They said his prostate cancer was detected early, and his prognosis is excellent.
The cancer revelation comes after days of persistent questions about Austin’s hospitalization and the delays in notifying key leaders. And it raises more questions about the transparency and truthfulness of the Defense Department, which for the past four days said he was initially at Walter Reed for an “elective medical procedure,” and not prostate surgery.
Austin sits just below Biden
Austin, who is 70, sits just below Biden at the top of the US military’s chain of command, and his duties require him to be available at a moment’s notice to respond to any national security crisis.
That includes always being ready to enter secure communications with other officials in the event of an incoming nuclear attack, something that would be difficult from an ICU bed.
The Pentagon initially said Austin’s December treatment was for an elective medical procedure. It was not clear how prostate cancer treatment would be considered elective.
Some prominent Republicans, including Donald Trump, called for Austin to be removed from his job.
No plans to resign
But the Pentagon said the retired four-star general had no plans to resign and the White House said Biden was not seeking to remove him. Austin remains at Walter Reed.
The way the Defense Department handled Austin’s hospitalization stands in contrast to how the State Department dealt with then-Secretary of State Colin Powell’s prostate surgery on Dec. 15, 2003.
The State Department spokesperson at that time issued a statement in the morning making public that Powell, a retired four-star general and former chairman of the Joint Chiefs of Staff, was in surgery at Walter Reed and would remain there for several days.
It also disclosed Powell would be on a reduced schedule while he recovered from the operation.
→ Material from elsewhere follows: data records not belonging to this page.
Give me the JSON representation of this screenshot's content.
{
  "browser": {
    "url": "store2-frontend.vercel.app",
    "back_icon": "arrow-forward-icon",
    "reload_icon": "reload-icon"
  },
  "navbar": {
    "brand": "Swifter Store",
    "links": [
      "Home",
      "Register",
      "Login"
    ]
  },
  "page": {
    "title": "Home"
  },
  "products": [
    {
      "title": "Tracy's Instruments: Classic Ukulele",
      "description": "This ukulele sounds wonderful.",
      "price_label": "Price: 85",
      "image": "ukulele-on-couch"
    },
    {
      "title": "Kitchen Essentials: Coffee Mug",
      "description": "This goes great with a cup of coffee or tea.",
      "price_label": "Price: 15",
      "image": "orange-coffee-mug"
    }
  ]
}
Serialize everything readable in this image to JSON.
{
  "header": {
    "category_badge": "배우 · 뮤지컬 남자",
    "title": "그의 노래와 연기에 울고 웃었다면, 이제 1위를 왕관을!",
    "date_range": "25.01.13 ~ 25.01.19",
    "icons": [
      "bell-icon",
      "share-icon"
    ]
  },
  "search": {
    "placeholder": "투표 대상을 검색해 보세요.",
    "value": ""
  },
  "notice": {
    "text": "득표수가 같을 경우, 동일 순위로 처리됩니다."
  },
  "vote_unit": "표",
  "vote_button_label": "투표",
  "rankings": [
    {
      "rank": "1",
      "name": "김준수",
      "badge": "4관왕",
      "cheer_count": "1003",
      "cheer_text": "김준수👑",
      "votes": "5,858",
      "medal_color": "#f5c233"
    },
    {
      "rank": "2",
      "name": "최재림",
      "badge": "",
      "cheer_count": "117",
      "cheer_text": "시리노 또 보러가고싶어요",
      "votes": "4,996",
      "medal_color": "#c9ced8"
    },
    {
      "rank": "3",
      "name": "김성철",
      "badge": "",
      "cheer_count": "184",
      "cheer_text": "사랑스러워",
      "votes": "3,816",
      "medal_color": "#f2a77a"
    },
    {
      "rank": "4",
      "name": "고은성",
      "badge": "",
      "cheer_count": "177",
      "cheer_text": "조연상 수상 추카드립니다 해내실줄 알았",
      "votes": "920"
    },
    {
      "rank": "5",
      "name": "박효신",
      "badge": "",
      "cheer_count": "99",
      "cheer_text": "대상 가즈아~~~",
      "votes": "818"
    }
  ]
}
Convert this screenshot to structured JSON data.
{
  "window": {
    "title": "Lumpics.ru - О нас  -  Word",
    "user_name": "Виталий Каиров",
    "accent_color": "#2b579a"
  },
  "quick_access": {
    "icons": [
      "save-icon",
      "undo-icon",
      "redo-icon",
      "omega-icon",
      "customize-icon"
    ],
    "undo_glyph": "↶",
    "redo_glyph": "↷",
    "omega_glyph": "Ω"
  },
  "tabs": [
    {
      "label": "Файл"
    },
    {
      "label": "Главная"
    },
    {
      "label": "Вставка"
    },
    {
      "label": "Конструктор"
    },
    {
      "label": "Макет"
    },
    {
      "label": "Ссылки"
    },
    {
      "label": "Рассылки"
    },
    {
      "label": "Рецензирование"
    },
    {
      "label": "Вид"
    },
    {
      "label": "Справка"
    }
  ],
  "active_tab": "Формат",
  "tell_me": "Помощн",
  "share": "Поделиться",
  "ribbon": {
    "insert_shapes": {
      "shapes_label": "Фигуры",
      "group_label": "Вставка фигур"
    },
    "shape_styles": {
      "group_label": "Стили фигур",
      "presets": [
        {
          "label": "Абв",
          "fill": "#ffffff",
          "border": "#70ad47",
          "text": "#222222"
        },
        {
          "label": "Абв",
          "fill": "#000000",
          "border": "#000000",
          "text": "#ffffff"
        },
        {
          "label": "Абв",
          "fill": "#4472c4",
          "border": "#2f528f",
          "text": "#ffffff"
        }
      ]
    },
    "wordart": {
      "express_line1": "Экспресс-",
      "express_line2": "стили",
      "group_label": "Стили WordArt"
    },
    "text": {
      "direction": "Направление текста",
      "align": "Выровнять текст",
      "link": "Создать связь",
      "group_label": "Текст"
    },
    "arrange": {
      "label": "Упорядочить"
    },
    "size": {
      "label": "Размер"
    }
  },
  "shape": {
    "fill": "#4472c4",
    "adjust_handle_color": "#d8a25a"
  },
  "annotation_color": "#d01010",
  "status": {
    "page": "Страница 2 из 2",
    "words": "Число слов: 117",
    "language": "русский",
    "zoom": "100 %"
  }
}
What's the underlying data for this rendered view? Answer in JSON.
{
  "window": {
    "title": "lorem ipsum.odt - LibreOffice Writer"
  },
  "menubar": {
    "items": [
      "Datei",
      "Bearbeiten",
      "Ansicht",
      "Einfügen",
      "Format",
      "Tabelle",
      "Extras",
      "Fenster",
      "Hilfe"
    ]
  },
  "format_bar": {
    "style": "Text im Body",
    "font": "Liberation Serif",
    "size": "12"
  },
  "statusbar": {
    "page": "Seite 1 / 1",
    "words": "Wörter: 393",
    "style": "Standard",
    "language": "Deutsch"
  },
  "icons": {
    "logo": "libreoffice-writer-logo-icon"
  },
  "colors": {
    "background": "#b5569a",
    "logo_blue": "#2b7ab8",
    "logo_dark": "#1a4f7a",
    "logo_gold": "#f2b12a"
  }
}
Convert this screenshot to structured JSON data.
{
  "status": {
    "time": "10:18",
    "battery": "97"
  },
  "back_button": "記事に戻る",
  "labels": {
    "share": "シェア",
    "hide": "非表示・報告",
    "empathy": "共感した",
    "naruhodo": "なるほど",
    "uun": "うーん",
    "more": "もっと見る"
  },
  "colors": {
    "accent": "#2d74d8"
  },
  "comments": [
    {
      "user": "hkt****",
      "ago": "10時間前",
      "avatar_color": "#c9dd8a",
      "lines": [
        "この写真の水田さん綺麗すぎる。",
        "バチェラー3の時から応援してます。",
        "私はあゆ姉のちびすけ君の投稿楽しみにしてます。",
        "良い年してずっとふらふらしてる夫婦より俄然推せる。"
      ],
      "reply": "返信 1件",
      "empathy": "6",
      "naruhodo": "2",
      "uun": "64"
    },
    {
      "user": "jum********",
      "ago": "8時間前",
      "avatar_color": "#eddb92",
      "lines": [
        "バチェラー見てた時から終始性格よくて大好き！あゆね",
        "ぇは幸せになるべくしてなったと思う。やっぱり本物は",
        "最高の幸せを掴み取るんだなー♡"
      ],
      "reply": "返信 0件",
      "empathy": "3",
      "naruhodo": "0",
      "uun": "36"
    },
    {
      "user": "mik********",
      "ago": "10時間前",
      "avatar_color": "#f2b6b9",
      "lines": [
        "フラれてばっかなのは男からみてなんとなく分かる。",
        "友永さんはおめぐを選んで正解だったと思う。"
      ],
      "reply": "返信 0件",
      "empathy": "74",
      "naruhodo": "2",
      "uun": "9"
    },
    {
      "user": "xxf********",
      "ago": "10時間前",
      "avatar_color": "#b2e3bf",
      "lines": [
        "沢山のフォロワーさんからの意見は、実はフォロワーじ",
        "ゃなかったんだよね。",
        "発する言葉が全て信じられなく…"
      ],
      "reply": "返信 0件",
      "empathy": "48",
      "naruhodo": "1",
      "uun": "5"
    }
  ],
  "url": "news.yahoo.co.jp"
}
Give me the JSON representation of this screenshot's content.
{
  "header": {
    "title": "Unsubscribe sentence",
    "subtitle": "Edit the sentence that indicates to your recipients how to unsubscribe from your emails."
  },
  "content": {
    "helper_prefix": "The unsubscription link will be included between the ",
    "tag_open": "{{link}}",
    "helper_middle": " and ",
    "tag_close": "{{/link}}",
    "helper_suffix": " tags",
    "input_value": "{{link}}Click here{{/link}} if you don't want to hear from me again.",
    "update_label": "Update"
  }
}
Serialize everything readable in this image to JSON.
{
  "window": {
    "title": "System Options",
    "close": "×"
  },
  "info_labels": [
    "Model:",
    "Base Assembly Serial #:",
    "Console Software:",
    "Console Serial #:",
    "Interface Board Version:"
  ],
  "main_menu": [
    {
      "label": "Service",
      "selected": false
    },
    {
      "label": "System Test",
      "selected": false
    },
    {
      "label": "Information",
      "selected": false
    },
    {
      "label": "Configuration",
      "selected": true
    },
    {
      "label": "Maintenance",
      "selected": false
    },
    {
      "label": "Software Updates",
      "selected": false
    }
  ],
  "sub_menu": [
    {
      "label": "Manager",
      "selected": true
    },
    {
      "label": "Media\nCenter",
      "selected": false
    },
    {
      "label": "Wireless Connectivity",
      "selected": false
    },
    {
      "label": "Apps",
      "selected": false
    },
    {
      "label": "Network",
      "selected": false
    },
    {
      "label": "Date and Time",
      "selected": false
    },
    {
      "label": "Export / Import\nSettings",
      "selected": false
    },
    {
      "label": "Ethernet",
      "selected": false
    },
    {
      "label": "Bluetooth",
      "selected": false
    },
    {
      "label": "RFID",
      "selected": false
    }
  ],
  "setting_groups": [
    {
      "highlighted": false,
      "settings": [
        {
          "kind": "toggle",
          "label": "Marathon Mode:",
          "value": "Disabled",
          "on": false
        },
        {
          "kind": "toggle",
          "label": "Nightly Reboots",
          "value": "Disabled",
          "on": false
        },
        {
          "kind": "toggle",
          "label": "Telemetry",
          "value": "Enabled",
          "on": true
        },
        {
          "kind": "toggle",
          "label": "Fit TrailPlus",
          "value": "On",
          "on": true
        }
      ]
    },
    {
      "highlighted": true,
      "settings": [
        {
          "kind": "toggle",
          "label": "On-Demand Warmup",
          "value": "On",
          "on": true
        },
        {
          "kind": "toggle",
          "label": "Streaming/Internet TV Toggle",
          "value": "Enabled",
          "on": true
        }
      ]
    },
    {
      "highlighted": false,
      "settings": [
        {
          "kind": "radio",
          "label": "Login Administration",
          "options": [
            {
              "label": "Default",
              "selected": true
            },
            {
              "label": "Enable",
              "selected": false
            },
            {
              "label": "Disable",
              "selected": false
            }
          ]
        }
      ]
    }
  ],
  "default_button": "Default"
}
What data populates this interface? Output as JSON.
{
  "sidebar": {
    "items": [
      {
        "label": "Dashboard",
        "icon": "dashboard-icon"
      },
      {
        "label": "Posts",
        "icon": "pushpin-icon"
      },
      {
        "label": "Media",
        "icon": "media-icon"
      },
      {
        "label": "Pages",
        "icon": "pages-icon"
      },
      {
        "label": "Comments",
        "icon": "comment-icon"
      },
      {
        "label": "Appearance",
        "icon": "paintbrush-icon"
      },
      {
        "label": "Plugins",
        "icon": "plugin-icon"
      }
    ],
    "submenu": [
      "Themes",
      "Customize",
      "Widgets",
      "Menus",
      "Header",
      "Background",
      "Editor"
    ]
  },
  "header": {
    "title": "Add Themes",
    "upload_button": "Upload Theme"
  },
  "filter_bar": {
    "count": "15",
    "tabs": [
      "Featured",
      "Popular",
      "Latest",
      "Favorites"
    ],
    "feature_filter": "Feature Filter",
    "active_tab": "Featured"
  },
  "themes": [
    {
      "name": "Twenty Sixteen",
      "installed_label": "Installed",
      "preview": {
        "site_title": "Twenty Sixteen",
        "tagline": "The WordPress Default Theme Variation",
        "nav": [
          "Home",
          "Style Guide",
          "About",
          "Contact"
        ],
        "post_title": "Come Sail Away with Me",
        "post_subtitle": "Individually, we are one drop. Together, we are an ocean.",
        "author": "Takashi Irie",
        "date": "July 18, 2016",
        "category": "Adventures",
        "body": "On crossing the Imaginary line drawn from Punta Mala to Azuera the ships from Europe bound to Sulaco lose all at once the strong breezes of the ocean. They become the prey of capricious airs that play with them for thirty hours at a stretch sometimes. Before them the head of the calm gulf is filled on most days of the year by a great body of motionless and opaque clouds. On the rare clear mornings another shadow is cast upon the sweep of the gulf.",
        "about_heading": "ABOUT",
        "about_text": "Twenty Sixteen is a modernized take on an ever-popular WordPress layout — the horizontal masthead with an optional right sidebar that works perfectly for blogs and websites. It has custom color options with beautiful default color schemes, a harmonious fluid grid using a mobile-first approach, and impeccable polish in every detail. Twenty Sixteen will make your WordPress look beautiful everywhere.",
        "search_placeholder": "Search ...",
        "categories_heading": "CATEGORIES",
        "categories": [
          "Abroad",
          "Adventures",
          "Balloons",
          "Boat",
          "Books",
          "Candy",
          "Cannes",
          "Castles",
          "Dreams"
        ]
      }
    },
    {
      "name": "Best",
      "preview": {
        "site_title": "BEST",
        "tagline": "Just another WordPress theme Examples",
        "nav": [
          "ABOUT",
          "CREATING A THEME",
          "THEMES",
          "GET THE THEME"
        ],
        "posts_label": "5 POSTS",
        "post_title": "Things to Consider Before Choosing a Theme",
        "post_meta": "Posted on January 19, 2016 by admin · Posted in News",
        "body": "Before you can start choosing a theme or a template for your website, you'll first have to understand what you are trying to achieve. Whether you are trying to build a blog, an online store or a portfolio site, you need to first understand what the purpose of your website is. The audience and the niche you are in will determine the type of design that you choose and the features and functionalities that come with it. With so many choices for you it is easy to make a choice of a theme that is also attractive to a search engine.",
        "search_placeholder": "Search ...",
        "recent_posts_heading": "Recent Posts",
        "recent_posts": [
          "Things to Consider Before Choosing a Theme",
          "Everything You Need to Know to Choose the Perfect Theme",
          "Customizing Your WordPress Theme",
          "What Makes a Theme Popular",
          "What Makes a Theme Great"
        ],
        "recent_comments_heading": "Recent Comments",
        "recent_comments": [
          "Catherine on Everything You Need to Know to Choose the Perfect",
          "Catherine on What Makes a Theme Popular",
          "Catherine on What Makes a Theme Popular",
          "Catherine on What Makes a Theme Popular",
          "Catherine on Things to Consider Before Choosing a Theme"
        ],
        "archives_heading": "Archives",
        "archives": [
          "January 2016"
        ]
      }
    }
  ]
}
The department’s spokesperson at the time, Richard Boucher, then offered details on Powell’s surgery in his daily briefing.
Ryder said the Pentagon would do better as the White House acknowledged damage to its credibility.
“I think the Pentagon has been very, very honest with themselves about the, the challenge to credibility by what by what has transpired here and by what and by how hard it was for them to be fully transparent with the American people,” Kirby said.
How did Walter Reed treat Austin’s infection?
On January 2, Austin was moved to the Intensive Care Unit for close monitoring and a higher level of care, the hospital said.
Further evaluation revealed abdominal fluid collections impairing the function of his small intestines. This resulted in the back up of his intestinal contents.
Walter Reed treated this by placing a tube through Austin’s nose to drain his stomach. The abdominal fluid collections were drained separately.
It was unclear if Austin had robotic laparoscopic surgery, which is considered minimally invasive. But in one recent study of 404 men who underwent minimally invasive surgery using robots to help surgeons remove the prostate and lymph nodes, 7.4% of the patients developed symptomatic collections of fluid in the body.
Austin’s infection has cleared but he remains hospitalized. Walter Reed said it anticipates he will make a full recovery but cautions “this can be a slow process.” The Pentagon and Walter Reed are not speculating about a possible discharge date.
How common is prostate cancer?
Prostate cancer is the most common cancer, aside from non-melanoma skin cancer, among American men. Overall, about 1 in 8 US men will be diagnosed with prostate cancer during their lifetime. Most men diagnosed with prostate cancer do not die from it.
The risk of developing prostate cancer varies based on age, ethnicity and other factors. About 6 in 10 prostate cancers are diagnosed after age 65, according to the American Cancer Society.
The risk is higher in African American men and in Caribbean men of African ancestry than in men of other races.
The Pentagon said Jan. 5 that Austin’s procedure was elective, meaning that treatment was chosen by the patient. More than 95 per cent of patients survive prostate cancer for 5 years or more after diagnosis, although those in the later stages of the disease have dimmer survival prospects.